The Nutcracker has become a holiday classic and one of the most popular ballets in the world, but the road from its St. Petersburg premiere in 1892 to annual must-see was neither direct nor easy.
Star-crossed lovers. Immaculate dance moves. Giant robots. If it sounds like the plot of the newest Guillermo del Toro movie, you wouldn’t be too far from the truth. The reality, however, might be even more exciting: Tchaikovsky’s ballet fantasia, Francesca da Rimini, choreographed by Yuri Possokhov and danced by Maria Kochetkova and Joan Boada of San Francisco Ballet—and gorgeously filmed with the aid of a massive, robot-controlled camera.
Although it was also the last of the famed Tchaikovsky-Petipa classics, Swan Lake was actually Tchaikovsky’s first ballet score, according to New York City Ballet. It was commissioned in 1875 by the Moscow Imperial Theater, now the Bolshoi Theatre. Tchaikovsky, who thought that ballet was “the most innocent, the most moral of the arts,” suggested the libretto. Years earlier, as a family entertainment, he had composed a short ballet based on a German fairy tale about a wicked sorcerer who turns young girls into birds.
Free Tchaikovsky on the Esplanade is a Boston tradition. What would the Fourth of July be without the “1812 Overture’’? But free Tchaikovsky ballet—with dancers and a live orchestra—hasn’t been seen on the Esplanade in decades, if ever.
Emerging Pictures presents Tchaikovsky’s The Nutcracker danced by two of the world’s leading ballet companies in cinemas across the country this month.

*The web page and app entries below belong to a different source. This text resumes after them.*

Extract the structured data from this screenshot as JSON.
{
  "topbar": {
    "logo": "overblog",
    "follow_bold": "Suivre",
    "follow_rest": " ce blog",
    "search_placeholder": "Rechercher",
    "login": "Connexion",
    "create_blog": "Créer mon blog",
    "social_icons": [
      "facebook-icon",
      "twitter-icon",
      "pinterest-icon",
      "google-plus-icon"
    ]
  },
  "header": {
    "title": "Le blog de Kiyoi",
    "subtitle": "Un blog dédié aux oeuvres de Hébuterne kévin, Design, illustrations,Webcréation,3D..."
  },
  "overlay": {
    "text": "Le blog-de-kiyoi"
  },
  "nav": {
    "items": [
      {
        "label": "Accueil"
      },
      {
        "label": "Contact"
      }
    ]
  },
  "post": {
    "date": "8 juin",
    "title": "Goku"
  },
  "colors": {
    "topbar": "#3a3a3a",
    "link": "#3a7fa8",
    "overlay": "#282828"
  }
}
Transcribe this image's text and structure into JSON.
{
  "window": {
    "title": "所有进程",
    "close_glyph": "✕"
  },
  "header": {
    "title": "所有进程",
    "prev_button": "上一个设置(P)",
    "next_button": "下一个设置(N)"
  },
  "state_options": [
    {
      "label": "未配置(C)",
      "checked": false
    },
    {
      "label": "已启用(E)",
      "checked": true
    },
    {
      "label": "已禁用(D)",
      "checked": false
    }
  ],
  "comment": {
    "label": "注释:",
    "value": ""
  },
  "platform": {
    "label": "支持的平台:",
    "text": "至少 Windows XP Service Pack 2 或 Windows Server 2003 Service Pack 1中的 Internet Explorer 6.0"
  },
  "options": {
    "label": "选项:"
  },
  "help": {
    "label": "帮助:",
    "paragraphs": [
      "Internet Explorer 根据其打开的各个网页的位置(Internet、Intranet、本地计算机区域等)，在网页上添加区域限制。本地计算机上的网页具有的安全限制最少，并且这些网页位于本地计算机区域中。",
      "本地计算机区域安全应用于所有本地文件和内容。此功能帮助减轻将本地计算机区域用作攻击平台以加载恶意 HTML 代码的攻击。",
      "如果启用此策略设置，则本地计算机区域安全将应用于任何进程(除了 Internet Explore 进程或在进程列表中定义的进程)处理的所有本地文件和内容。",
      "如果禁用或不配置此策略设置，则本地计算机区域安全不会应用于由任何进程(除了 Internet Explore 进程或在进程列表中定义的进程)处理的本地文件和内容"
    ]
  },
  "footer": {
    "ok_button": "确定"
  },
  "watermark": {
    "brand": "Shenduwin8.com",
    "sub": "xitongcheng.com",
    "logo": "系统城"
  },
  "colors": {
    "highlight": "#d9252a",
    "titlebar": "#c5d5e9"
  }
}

Oregon Ballet Theatre’s 21st season will open Oct. 9 with the world premiere of Artistic Director Christopher Stowell’s full-length The Sleeping Beauty. The Tchaikovsky classic is the first full-length work to enter the OBT repertoire since the premiere of Stowell’s Swan Lake in 2006.
If you did an online Google search on May 7, you didn’t see the search engine’s familiar logo on its home page. Instead, there was an oval sketch of a scene from Swan Lake that—if you squinted and had a vivid imagination—looked somewhat like the missing logo.